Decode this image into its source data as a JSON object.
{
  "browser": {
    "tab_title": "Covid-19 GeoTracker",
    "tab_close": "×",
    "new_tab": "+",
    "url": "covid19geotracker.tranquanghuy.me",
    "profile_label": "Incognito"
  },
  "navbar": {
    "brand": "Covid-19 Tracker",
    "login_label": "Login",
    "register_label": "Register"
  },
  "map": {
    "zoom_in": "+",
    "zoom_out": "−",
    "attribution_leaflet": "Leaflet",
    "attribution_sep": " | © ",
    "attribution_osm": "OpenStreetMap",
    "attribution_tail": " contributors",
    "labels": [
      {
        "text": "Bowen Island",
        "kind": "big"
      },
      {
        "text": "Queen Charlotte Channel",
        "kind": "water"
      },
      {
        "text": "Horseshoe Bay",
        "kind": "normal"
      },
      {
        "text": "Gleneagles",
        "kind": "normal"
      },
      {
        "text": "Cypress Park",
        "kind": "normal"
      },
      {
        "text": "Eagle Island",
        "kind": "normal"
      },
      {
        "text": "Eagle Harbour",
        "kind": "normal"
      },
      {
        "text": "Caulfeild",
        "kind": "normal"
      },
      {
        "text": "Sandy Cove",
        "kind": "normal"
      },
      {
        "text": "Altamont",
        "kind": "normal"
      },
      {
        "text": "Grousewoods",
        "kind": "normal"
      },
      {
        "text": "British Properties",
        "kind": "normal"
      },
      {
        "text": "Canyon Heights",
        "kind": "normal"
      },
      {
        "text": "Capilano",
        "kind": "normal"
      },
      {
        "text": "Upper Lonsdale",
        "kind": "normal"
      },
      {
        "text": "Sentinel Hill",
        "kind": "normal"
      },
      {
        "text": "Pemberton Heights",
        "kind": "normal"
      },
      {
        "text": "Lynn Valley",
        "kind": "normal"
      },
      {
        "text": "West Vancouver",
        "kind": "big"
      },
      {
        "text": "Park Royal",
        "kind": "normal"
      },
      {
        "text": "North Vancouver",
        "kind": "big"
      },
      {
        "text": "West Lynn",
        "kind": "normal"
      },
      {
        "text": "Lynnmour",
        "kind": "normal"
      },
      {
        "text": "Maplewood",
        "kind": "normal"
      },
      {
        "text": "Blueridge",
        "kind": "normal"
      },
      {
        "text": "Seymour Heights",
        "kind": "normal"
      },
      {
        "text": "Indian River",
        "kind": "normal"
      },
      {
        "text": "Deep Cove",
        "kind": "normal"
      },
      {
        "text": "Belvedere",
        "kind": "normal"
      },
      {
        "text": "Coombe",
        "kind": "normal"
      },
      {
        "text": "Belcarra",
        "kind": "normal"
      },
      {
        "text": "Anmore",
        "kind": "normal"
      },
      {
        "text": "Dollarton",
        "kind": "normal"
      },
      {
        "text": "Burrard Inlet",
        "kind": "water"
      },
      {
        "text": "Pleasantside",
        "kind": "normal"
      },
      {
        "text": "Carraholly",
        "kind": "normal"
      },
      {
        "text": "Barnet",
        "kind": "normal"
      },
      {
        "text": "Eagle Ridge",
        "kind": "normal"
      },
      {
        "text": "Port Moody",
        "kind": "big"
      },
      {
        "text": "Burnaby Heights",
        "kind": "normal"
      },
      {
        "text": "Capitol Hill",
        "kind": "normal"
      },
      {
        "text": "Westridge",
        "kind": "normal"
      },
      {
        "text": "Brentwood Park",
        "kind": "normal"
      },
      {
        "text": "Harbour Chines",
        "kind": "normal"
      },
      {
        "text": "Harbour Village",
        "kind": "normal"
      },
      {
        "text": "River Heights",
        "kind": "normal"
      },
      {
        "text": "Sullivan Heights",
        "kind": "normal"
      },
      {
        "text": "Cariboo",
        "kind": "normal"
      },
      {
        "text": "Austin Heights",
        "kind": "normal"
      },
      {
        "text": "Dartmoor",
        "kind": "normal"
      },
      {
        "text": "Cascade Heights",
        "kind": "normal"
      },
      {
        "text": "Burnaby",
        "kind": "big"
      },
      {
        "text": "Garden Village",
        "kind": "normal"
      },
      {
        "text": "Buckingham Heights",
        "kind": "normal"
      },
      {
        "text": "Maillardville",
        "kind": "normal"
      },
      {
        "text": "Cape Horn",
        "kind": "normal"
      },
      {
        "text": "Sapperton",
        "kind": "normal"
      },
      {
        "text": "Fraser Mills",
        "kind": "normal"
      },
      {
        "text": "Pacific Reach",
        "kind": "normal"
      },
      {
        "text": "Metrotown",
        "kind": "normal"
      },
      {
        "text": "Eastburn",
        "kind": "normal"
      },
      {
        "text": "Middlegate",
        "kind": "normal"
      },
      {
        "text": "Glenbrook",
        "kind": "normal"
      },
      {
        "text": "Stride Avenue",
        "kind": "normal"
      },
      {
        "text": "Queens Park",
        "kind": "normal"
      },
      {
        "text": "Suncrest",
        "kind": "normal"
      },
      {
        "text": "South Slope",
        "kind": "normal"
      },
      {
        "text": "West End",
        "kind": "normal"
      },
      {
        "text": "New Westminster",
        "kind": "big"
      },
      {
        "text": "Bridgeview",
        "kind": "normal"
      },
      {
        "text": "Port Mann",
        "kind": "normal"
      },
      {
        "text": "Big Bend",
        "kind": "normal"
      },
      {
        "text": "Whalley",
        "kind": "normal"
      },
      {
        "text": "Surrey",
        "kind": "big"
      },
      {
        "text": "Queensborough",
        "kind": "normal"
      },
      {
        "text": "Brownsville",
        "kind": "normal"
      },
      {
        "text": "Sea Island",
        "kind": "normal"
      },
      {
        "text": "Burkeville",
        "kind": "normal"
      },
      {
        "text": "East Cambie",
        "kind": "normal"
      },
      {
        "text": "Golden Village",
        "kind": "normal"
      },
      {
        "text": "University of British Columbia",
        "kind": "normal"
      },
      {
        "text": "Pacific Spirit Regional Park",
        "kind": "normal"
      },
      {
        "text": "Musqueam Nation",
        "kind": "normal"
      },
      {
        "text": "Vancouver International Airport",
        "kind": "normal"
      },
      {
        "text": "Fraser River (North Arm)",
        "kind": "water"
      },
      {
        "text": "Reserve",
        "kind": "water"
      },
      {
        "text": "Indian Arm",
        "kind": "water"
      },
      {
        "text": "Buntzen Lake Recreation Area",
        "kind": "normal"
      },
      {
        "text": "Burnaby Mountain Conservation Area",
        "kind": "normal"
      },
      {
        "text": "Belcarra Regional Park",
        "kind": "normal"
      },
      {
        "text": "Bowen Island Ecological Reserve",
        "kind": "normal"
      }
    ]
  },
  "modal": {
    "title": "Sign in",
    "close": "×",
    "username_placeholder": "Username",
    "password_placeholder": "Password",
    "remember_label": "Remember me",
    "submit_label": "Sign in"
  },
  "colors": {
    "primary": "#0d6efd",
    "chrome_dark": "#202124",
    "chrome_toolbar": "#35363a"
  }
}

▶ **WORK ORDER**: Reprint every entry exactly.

▶ **YOUR SOLUTION**:
Decode this image into its source data as a JSON object.
{
  "browser": {
    "tab_title": "Covid-19 GeoTracker",
    "tab_close": "×",
    "new_tab": "+",
    "url": "covid19geotracker.tranquanghuy.me",
    "profile_label": "Incognito"
  },
  "navbar": {
    "brand": "Covid-19 Tracker",
    "login_label": "Login",
    "register_label": "Register"
  },
  "map": {
    "zoom_in": "+",
    "zoom_out": "−",
    "attribution_leaflet": "Leaflet",
    "attribution_sep": " | © ",
    "attribution_osm": "OpenStreetMap",
    "attribution_tail": " contributors",
    "labels": [
      {
        "text": "Bowen Island",
        "kind": "big"
      },
      {
        "text": "Queen Charlotte Channel",
        "kind": "water"
      },
      {
        "text": "Horseshoe Bay",
        "kind": "normal"
      },
      {
        "text": "Gleneagles",
        "kind": "normal"
      },
      {
        "text": "Cypress Park",
        "kind": "normal"
      },
      {
        "text": "Eagle Island",
        "kind": "normal"
      },
      {
        "text": "Eagle Harbour",
        "kind": "normal"
      },
      {
        "text": "Caulfeild",
        "kind": "normal"
      },
      {
        "text": "Sandy Cove",
        "kind": "normal"
      },
      {
        "text": "Altamont",
        "kind": "normal"
      },
      {
        "text": "Grousewoods",
        "kind": "normal"
      },
      {
        "text": "British Properties",
        "kind": "normal"
      },
      {
        "text": "Canyon Heights",
        "kind": "normal"
      },
      {
        "text": "Capilano",
        "kind": "normal"
      },
      {
        "text": "Upper Lonsdale",
        "kind": "normal"
      },
      {
        "text": "Sentinel Hill",
        "kind": "normal"
      },
      {
        "text": "Pemberton Heights",
        "kind": "normal"
      },
      {
        "text": "Lynn Valley",
        "kind": "normal"
      },
      {
        "text": "West Vancouver",
        "kind": "big"
      },
      {
        "text": "Park Royal",
        "kind": "normal"
      },
      {
        "text": "North Vancouver",
        "kind": "big"
      },
      {
        "text": "West Lynn",
        "kind": "normal"
      },
      {
        "text": "Lynnmour",
        "kind": "normal"
      },
      {
        "text": "Maplewood",
        "kind": "normal"
      },
      {
        "text": "Blueridge",
        "kind": "normal"
      },
      {
        "text": "Seymour Heights",
        "kind": "normal"
      },
      {
        "text": "Indian River",
        "kind": "normal"
      },
      {
        "text": "Deep Cove",
        "kind": "normal"
      },
      {
        "text": "Belvedere",
        "kind": "normal"
      },
      {
        "text": "Coombe",
        "kind": "normal"
      },
      {
        "text": "Belcarra",
        "kind": "normal"
      },
      {
        "text": "Anmore",
        "kind": "normal"
      },
      {
        "text": "Dollarton",
        "kind": "normal"
      },
      {
        "text": "Burrard Inlet",
        "kind": "water"
      },
      {
        "text": "Pleasantside",
        "kind": "normal"
      },
      {
        "text": "Carraholly",
        "kind": "normal"
      },
      {
        "text": "Barnet",
        "kind": "normal"
      },
      {
        "text": "Eagle Ridge",
        "kind": "normal"
      },
      {
        "text": "Port Moody",
        "kind": "big"
      },
      {
        "text": "Burnaby Heights",
        "kind": "normal"
      },
      {
        "text": "Capitol Hill",
        "kind": "normal"
      },
      {
        "text": "Westridge",
        "kind": "normal"
      },
      {
        "text": "Brentwood Park",
        "kind": "normal"
      },
      {
        "text": "Harbour Chines",
        "kind": "normal"
      },
      {
        "text": "Harbour Village",
        "kind": "normal"
      },
      {
        "text": "River Heights",
        "kind": "normal"
      },
      {
        "text": "Sullivan Heights",
        "kind": "normal"
      },
      {
        "text": "Cariboo",
        "kind": "normal"
      },
      {
        "text": "Austin Heights",
        "kind": "normal"
      },
      {
        "text": "Dartmoor",
        "kind": "normal"
      },
      {
        "text": "Cascade Heights",
        "kind": "normal"
      },
      {
        "text": "Burnaby",
        "kind": "big"
      },
      {
        "text": "Garden Village",
        "kind": "normal"
      },
      {
        "text": "Buckingham Heights",
        "kind": "normal"
      },
      {
        "text": "Maillardville",
        "kind": "normal"
      },
      {
        "text": "Cape Horn",
        "kind": "normal"
      },
      {
        "text": "Sapperton",
        "kind": "normal"
      },
      {
        "text": "Fraser Mills",
        "kind": "normal"
      },
      {
        "text": "Pacific Reach",
        "kind": "normal"
      },
      {
        "text": "Metrotown",
        "kind": "normal"
      },
      {
        "text": "Eastburn",
        "kind": "normal"
      },
      {
        "text": "Middlegate",
        "kind": "normal"
      },
      {
        "text": "Glenbrook",
        "kind": "normal"
      },
      {
        "text": "Stride Avenue",
        "kind": "normal"
      },
      {
        "text": "Queens Park",
        "kind": "normal"
      },
      {
        "text": "Suncrest",
        "kind": "normal"
      },
      {
        "text": "South Slope",
        "kind": "normal"
      },
      {
        "text": "West End",
        "kind": "normal"
      },
      {
        "text": "New Westminster",
        "kind": "big"
      },
      {
        "text": "Bridgeview",
        "kind": "normal"
      },
      {
        "text": "Port Mann",
        "kind": "normal"
      },
      {
        "text": "Big Bend",
        "kind": "normal"
      },
      {
        "text": "Whalley",
        "kind": "normal"
      },
      {
        "text": "Surrey",
        "kind": "big"
      },
      {
        "text": "Queensborough",
        "kind": "normal"
      },
      {
        "text": "Brownsville",
        "kind": "normal"
      },
      {
        "text": "Sea Island",
        "kind": "normal"
      },
      {
        "text": "Burkeville",
        "kind": "normal"
      },
      {
        "text": "East Cambie",
        "kind": "normal"
      },
      {
        "text": "Golden Village",
        "kind": "normal"
      },
      {
        "text": "University of British Columbia",
        "kind": "normal"
      },
      {
        "text": "Pacific Spirit Regional Park",
        "kind": "normal"
      },
      {
        "text": "Musqueam Nation",
        "kind": "normal"
      },
      {
        "text": "Vancouver International Airport",
        "kind": "normal"
      },
      {
        "text": "Fraser River (North Arm)",
        "kind": "water"
      },
      {
        "text": "Reserve",
        "kind": "water"
      },
      {
        "text": "Indian Arm",
        "kind": "water"
      },
      {
        "text": "Buntzen Lake Recreation Area",
        "kind": "normal"
      },
      {
        "text": "Burnaby Mountain Conservation Area",
        "kind": "normal"
      },
      {
        "text": "Belcarra Regional Park",
        "kind": "normal"
      },
      {
        "text": "Bowen Island Ecological Reserve",
        "kind": "normal"
      }
    ]
  },
  "modal": {
    "title": "Sign in",
    "close": "×",
    "username_placeholder": "Username",
    "password_placeholder": "Password",
    "remember_label": "Remember me",
    "submit_label": "Sign in"
  },
  "colors": {
    "primary": "#0d6efd",
    "chrome_dark": "#202124",
    "chrome_toolbar": "#35363a"
  }
}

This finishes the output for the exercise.